Chinese garment factory eyes Cambodia outlets
WRITER: KHMER TIMES 16 Nov 2016 at 20:17
After years of supplying garments to major brands in the West such as Nike, Puma and Gap, one Chinese garment factory is now turning its sights on Cambodia as a potential market for its goods.
President of the Sihanoukville Special Economic Zone (SSEZ) Jack Chen said the Hongdou Group, a Chinese company based in Jiangsu province, was doing research into Cambodian buying trends and was interested in opening its own store in Cambodia, the Khmer Times reported on Wednesday.
Because the majority of products made in the SSEZ either go to China or to the West, his group will also look into the Cambodian market to see how ready it is for what he called high-quality products.
“Our working group will pay a visit to Cambodia to study the Cambodian market, where to open our shop and what kind of products Cambodian people like,” he told journalists last week during a meeting in Wuxi, China.
The Hongdou Group, also known as Hodo, is mostly involved in the garment sector and in producing rubber materials such as tires.
“We need to collect all this information so we know when to start our project,” he said.
Edward Kingson, director of the brand culture department at the Hongdou Group, said the move represented a shift in their focus away from their main markets in China.
Their initial plan is to open stores in Phnom Penh and expand from there. For their Chinese markets, they produce clothes for women and men, including jackets and other products.
Kingson said most of the clothes in the stores will come from the SSEZ, but some may be imported from China depending on the cost and demand.
“The price would be low for Cambodian people and the products would be high quality,” he said.
Cambodia has more than 500 garment factories employing more than 800,000 workers. The SSEZ has 103 factories and about 160,000 workers.
Chen said he hoped the SSEZ would eventually house more than 300 factories providing jobs for 800,000 to one million workers.
The majority of factories at the SSEZ are from China, but others hail from Japan, the United States, France, South Korea, Vietnam, Thailand and Ireland. Although many are primarily focused on garments and textiles, some are invested in producing machinery, plywood and home appliances.

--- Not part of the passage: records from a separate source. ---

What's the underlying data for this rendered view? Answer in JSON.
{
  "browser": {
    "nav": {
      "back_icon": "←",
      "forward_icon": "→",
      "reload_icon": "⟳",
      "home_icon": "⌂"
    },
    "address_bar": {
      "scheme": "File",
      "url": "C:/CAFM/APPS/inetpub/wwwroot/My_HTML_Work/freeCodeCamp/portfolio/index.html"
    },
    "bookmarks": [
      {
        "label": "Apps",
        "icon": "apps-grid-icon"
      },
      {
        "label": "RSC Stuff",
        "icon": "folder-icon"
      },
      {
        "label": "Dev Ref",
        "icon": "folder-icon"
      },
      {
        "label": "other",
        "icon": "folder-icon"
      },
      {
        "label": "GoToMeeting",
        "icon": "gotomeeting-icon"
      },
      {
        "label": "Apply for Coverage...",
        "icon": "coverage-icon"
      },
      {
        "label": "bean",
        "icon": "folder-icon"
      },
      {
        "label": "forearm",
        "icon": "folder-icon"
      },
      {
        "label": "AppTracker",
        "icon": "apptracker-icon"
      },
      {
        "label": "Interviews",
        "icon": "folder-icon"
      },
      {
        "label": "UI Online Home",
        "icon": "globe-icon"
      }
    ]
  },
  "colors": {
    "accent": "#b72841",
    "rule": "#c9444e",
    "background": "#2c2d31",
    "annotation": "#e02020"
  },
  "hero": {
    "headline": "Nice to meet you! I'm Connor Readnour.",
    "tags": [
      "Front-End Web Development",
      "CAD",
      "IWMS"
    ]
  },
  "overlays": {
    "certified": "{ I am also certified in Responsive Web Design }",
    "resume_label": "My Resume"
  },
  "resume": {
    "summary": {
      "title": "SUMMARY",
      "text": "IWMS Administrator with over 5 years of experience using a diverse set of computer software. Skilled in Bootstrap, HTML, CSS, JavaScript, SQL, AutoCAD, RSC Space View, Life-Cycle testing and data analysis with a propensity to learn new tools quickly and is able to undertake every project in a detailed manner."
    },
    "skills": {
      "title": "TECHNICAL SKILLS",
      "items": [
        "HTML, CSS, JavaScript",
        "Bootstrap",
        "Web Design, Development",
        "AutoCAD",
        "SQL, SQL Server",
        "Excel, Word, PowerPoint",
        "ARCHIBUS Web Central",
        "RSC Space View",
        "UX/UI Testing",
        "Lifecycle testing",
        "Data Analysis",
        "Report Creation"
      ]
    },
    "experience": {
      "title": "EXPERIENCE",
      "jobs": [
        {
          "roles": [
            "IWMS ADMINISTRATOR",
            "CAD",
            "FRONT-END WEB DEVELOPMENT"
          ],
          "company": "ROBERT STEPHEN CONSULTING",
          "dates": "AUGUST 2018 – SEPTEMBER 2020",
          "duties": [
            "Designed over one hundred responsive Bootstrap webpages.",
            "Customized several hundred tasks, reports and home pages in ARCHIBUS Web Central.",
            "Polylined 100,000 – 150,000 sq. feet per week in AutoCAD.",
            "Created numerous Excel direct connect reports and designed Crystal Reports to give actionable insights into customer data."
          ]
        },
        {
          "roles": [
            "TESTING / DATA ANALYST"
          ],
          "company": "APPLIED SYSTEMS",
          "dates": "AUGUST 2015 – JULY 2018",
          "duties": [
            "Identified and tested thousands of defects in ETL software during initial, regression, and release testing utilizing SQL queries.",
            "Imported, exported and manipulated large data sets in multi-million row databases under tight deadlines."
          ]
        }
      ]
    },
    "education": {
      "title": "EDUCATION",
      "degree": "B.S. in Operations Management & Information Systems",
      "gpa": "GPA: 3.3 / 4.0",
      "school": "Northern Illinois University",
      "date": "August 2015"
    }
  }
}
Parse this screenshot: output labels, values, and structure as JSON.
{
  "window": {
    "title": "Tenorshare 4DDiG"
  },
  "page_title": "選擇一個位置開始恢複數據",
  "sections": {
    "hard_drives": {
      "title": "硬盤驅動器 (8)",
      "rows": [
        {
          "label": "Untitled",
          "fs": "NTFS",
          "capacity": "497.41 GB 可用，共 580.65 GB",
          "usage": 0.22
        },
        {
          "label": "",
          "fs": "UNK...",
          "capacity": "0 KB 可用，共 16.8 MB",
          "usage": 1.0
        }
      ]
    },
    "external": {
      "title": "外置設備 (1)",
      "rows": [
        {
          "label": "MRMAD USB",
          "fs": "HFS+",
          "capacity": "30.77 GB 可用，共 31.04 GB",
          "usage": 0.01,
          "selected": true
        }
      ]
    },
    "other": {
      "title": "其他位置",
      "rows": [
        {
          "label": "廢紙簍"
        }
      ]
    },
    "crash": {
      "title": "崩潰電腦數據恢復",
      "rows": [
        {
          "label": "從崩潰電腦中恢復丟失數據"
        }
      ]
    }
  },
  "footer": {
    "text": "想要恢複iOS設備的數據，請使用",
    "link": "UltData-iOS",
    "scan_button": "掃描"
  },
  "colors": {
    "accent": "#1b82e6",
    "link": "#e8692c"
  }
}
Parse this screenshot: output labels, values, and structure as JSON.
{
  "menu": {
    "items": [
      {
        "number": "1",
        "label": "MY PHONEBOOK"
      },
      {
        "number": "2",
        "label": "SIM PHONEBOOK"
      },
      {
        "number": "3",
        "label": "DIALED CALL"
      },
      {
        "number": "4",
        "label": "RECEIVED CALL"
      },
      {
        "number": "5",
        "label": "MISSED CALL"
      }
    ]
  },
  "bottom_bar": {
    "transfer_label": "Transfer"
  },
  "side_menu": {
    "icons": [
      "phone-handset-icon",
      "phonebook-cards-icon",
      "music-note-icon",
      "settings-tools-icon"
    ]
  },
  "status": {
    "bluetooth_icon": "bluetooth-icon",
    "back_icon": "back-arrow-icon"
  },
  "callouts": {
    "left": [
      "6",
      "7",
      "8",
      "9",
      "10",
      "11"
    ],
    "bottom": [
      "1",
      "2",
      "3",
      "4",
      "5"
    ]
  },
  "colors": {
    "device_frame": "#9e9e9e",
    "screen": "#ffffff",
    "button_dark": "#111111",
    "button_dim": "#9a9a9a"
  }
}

Chen added that an unnamed Chinese company was preparing to sign a contract with the SSEZ to invest about $200 million in the steel industry. They are also trying to attract vehicle tire producers to the economic zone as well, he said.